It wasn’t until I stumbled across an article on NPR where they discussed how to sit and what type of chair is best for the human body that I solved my issues.
In the piece they interview Galen Cranz a woman who studies of all things, chair design at the University of California, Berkeley. She said almost every single chair we have is either too deep or too soft and we don’t know how to sit in them.
For thousands of years, chairs were made of wood. They were also proportionate to our build. In the 1900s, we started making cushioned chairs and that really messed with our anatomy. As Cranz put it: “The 20th century was all about experimenting with technology and forgetting about the body.”
Cranz stated that it’s hard to find a good chair now, but we can modify the ones we have.
Some tips she shared were to sit at the edge of the seat, keep your feet on the floor, position your legs correctly with your “knees below the hip socket,” build a “perch” from a pillow or blanket if needed so your pelvis tilts forward, elongate your spine, and avoid the “C” posture and strive for the “I” posture (i.e., straight up and down).
Her. Advice. Works.
I listened and got rid of my cushy “ergonomic chair” trading it in for a straight back, hard antique wooden chair, I forced myself to sit up straight, and I was patient with myself in building the muscles in my lower back because they hadn’t been used (it took about three months before I could sit up straight without pain).
I followed every single one of her tips and since then I’ve never had back or neck pain and I sit for hours upon hours at a desk cranking out articles for you guys to read.
Tired of hurting?
Read the full NPR article here for the nitty gritty and give Cranz’s ideas a try, because keeping up on promotion for your career shouldn’t have to be a pain in the neck.

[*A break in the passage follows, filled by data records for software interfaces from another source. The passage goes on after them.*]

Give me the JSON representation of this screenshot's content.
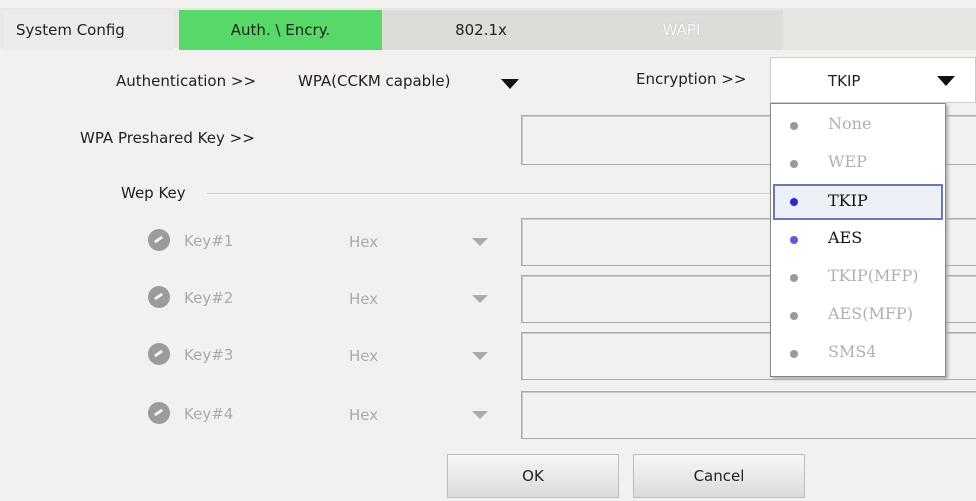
{
  "tabs": [
    {
      "label": "System Config"
    },
    {
      "label": "Auth. \\ Encry."
    },
    {
      "label": "802.1x"
    },
    {
      "label": "WAPI"
    }
  ],
  "authentication": {
    "label": "Authentication >>",
    "value": "WPA(CCKM capable)"
  },
  "encryption": {
    "label": "Encryption >>",
    "value": "TKIP",
    "options": [
      "None",
      "WEP",
      "TKIP",
      "AES",
      "TKIP(MFP)",
      "AES(MFP)",
      "SMS4"
    ]
  },
  "wpa_psk": {
    "label": "WPA Preshared Key >>",
    "value": ""
  },
  "wep": {
    "group_label": "Wep Key",
    "keys": [
      {
        "label": "Key#1",
        "format": "Hex",
        "value": ""
      },
      {
        "label": "Key#2",
        "format": "Hex",
        "value": ""
      },
      {
        "label": "Key#3",
        "format": "Hex",
        "value": ""
      },
      {
        "label": "Key#4",
        "format": "Hex",
        "value": ""
      }
    ]
  },
  "buttons": {
    "ok": "OK",
    "cancel": "Cancel"
  },
  "colors": {
    "active_tab": "#58d868",
    "selected_dot": "#2a2ad8"
  }
}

Alyssa Collins hails from Minnesota, where snowy days were the perfect excuse to stay warm inside and write. Over the years, she turned that joy into a career and has authored numerous articles for various publications (under pen names). Email Alyssa via firstname.lastname@example.org.